The Federal Open Market Committee (FOMC) decided to keep the federal fund rate unchanged at 0% to 0.25%. The key rate will remain unchanged until the unemployment rate drops to 6.5% and inflation passes the 2.5% mark, the Fed policymakers confirmed.

European Shares – Market Movers

German’s pharmaceutical company, Bayer’s net income surged 42.1% to €733 million from July to September from the previous record of €516 seen in the same quarter last year.

Germany’s airliner Lufthansa posted its worst quarter in the third quarter as it showed the company’s net profit dropped from €697 million to €247 million on a year-on-year basis. While the French banking company BNP Paribas’s net income came in at €9.287 billion in the third quarter, declining by 4.2% compared to the same period last year. 


Interested in trading In the European Market?

Visit and find out how you can start trading today with only $50.

The post European Shares Declines As Fed Keeps QE Unchanged appeared first on | HY Markets Official blog.

Article provided by HY Markets Forex Blog

Facebook Shares Drops Despite Advance In Earnings

By HY Markets Forex Blog

The Finance chief of the social media giants, Facebook revealed the company’s shares declined after a survey revealed a drop in teenage users and the young users prefer Twitter.

Facebook stocks advanced 18% to $57.98 following its upbeat financial reports but later dropped back to $48.44, below the day’s closing price of $49.01.

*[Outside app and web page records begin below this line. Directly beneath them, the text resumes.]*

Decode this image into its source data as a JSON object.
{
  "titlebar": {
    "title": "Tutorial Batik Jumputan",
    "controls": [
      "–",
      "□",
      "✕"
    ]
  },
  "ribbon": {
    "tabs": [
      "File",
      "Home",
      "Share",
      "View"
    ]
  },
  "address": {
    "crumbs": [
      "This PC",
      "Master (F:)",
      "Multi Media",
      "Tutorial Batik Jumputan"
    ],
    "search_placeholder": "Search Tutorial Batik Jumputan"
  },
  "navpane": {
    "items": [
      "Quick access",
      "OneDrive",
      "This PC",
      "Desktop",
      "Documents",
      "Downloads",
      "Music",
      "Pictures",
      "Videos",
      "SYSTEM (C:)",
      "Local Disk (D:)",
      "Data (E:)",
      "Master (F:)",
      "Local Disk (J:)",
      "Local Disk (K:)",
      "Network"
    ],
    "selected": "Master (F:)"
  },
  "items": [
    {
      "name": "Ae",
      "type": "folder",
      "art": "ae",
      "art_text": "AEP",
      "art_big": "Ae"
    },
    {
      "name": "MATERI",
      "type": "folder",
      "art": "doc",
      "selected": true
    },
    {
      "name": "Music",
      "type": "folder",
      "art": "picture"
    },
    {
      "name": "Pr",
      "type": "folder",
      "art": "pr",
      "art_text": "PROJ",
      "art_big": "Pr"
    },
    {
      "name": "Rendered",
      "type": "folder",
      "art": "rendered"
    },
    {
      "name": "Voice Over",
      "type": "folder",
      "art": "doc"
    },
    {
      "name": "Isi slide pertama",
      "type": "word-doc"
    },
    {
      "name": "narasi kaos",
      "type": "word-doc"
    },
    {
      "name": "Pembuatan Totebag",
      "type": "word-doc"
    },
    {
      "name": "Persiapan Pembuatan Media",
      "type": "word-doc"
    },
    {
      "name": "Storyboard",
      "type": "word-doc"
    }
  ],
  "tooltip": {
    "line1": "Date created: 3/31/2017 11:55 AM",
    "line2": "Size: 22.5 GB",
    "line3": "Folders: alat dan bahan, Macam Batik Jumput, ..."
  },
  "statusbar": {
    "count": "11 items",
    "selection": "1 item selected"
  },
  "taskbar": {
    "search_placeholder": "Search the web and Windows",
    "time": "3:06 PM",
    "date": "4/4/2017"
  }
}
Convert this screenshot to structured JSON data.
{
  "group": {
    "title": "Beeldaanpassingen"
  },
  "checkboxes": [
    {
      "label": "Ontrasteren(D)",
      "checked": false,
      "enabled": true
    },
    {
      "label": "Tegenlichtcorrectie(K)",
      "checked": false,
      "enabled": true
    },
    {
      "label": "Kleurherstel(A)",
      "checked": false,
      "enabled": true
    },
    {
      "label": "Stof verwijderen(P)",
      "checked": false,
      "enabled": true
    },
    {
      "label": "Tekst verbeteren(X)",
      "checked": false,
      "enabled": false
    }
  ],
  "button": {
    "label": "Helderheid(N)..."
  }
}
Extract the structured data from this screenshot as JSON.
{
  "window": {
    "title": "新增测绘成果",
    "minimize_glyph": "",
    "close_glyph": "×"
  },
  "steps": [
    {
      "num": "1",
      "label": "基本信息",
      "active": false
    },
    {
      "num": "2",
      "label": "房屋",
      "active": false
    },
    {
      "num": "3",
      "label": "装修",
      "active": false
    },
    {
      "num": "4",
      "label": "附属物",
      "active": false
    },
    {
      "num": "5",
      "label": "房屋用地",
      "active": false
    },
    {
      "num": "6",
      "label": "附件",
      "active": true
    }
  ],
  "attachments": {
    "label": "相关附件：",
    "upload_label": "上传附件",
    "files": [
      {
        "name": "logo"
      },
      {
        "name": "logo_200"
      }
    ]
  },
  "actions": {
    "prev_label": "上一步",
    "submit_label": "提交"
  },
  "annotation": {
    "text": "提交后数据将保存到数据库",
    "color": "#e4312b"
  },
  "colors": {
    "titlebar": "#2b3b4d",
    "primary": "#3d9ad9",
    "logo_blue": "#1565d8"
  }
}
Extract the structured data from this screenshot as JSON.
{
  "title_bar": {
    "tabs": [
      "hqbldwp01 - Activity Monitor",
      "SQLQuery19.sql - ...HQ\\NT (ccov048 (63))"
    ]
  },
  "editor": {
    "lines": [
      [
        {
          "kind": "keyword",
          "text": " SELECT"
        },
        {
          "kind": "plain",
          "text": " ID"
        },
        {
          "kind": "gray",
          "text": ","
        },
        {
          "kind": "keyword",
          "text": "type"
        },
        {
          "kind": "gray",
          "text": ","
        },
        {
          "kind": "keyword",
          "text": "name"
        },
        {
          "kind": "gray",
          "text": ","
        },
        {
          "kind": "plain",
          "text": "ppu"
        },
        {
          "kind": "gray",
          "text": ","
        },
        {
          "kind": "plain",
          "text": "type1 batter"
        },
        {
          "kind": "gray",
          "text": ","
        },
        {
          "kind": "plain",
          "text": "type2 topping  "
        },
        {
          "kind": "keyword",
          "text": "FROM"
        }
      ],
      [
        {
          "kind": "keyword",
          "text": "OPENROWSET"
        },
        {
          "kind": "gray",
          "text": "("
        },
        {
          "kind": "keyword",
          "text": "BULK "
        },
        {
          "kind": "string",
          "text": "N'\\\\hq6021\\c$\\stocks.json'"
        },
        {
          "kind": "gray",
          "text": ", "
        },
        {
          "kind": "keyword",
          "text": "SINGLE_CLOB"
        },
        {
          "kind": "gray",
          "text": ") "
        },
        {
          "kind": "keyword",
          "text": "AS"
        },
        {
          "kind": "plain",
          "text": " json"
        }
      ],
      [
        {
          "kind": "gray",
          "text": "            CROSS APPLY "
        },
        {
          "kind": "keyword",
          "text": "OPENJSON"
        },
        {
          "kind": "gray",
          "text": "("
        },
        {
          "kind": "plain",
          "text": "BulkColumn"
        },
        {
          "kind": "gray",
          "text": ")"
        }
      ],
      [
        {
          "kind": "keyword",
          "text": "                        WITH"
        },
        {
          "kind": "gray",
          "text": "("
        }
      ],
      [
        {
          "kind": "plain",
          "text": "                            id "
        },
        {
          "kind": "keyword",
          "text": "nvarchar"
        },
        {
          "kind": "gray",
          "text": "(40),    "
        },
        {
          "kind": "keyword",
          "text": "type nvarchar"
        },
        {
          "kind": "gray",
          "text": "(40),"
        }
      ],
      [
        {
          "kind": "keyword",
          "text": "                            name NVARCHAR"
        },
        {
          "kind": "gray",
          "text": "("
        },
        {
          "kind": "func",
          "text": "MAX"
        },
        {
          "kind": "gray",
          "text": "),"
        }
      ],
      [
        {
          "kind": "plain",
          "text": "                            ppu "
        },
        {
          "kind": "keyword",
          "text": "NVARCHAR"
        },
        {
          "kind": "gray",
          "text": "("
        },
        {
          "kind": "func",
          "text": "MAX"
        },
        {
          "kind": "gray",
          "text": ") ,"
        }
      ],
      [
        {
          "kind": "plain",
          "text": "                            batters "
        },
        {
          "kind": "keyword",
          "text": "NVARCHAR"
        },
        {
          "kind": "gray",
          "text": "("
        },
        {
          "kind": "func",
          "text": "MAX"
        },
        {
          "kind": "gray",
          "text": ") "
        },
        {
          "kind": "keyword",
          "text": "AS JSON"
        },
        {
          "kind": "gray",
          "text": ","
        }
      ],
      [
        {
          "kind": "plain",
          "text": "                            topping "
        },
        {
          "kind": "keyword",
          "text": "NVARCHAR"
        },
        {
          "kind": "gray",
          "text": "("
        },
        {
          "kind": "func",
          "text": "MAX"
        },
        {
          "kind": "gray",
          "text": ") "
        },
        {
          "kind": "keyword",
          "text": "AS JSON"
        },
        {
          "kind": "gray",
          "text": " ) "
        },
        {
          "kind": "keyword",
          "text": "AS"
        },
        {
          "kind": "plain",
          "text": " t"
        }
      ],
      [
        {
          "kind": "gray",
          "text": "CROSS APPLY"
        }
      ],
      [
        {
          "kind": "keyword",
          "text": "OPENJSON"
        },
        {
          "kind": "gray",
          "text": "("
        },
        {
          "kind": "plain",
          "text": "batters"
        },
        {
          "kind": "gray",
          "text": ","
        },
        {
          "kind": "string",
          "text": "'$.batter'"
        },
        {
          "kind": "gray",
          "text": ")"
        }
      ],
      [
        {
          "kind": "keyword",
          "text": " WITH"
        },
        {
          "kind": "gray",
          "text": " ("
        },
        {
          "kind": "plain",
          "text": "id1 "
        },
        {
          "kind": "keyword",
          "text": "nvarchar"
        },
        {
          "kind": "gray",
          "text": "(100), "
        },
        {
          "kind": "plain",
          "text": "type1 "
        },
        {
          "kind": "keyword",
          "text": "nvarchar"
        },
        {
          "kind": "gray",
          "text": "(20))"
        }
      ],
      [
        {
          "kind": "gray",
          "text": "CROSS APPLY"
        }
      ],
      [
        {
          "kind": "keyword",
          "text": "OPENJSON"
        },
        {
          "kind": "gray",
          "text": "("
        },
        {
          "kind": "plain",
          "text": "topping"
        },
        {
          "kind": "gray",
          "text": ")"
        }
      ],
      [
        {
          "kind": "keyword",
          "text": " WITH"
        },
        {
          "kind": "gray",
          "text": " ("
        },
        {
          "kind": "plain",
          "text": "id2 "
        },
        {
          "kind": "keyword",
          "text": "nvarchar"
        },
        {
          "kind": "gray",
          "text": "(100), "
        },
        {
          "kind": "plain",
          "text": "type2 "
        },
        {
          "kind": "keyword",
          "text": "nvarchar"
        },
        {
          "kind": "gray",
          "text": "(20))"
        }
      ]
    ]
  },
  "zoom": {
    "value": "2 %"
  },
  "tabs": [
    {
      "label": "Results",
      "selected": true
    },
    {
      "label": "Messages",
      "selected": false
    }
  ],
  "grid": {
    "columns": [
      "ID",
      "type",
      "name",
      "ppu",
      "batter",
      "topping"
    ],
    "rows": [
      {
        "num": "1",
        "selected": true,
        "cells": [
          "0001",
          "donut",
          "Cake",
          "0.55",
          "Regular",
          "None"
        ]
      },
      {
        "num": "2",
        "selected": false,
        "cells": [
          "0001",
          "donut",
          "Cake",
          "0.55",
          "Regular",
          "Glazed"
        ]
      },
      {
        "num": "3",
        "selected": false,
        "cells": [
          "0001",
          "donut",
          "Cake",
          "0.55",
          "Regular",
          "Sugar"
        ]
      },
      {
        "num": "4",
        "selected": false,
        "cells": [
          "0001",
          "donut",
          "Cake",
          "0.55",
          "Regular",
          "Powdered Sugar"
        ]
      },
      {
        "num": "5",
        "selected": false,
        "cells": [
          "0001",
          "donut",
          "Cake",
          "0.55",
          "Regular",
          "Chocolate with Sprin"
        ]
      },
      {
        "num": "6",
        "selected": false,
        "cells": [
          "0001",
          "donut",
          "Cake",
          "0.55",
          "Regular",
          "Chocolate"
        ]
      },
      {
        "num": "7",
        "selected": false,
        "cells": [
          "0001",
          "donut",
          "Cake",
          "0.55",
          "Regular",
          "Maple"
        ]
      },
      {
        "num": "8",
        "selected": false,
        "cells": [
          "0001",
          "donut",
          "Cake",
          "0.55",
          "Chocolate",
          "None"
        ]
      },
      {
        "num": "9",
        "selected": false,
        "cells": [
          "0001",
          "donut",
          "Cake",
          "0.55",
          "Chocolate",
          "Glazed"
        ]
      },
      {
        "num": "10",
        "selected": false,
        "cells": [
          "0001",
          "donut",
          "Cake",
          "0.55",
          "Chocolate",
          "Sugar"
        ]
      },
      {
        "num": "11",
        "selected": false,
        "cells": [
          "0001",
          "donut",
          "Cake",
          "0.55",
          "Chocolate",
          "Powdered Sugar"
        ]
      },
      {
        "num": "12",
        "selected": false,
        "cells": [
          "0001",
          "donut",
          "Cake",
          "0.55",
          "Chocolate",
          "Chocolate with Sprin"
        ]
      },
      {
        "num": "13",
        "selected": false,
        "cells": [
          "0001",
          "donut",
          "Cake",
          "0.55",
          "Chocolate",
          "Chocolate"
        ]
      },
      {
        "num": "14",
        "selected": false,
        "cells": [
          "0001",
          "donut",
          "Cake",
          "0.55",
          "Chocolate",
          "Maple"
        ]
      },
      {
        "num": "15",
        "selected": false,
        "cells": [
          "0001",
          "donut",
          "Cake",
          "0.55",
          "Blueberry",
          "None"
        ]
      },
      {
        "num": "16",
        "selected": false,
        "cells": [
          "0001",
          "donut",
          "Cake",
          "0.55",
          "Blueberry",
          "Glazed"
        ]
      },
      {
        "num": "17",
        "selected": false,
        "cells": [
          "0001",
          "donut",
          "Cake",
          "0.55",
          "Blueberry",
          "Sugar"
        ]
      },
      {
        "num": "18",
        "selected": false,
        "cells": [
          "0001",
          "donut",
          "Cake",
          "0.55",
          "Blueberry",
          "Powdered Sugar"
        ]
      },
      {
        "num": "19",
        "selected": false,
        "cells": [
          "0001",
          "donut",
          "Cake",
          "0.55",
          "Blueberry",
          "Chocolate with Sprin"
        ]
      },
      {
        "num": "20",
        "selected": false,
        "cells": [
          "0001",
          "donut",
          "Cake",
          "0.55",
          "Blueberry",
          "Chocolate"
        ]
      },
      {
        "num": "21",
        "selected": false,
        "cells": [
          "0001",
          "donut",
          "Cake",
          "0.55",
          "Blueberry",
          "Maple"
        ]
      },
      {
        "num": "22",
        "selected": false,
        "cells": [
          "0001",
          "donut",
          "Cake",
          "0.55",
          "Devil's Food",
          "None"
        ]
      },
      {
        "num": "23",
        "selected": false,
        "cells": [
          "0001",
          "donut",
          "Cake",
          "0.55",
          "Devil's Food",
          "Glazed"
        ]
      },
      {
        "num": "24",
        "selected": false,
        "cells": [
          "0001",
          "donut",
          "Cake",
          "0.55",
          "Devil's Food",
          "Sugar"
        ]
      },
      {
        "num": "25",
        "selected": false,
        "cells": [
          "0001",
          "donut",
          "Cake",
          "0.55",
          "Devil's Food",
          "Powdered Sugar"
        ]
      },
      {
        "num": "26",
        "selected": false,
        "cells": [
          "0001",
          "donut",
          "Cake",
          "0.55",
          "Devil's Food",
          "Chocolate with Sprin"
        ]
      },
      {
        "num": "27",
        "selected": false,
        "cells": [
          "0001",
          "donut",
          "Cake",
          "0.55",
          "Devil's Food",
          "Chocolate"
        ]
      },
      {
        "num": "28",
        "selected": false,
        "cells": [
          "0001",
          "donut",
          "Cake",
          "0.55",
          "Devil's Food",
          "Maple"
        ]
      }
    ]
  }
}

Investors’ worries over the Finance chief David Ebersman comments, who confirmed the Facebook, noted a drop in its daily use among their teenage users.

“Our best analysis of youth engagement in the US reveals that usage of Facebook among US teens overall was stable,” David said “We did see a decrease in daily users specifically among younger teens,” he added.

The statement came in after the financial firm Piper Jaffray carried an out a survey and revealed the social network rival Twitter had overtaken Facebook.

Facebook Shares Performance

Facebook has been dropped from being young users top social network choice from 44% of young users down to 23%.

Facebook shares saw a huge advance in its third-quarter figures, surpassing analysts’ expectations. The social media company’s revenue climbed by 60% to $2.02 billion, driven by the company’s mobile as market.

Facebook revealed it gained $425m in the third quarter, compared to its loss of $59m seen during the same period in the previous year.

Adjusted earnings were seen at $621m in the last quarter, exceeding analysts’ expectations.

Facebook CEO Mark Zuckerberg said “The strong results we achieved this quarter show that we’re prepared for the next phase of our company, as we work to bring the next five billion people online and into the knowledge economy.”

The advertising revenue for the social media giants came in at $1.8bn, edging 66% higher from a year ago, as facebook mobile ads accounts for 49% of the company’s ad revenue.


Interested in trading In the European Market?

Visit and find out how you can start trading today with only $50.

The post Facebook Shares Drops Despite Advance In Earnings appeared first on | HY Markets Official blog.

Article provided by HY Markets Forex Blog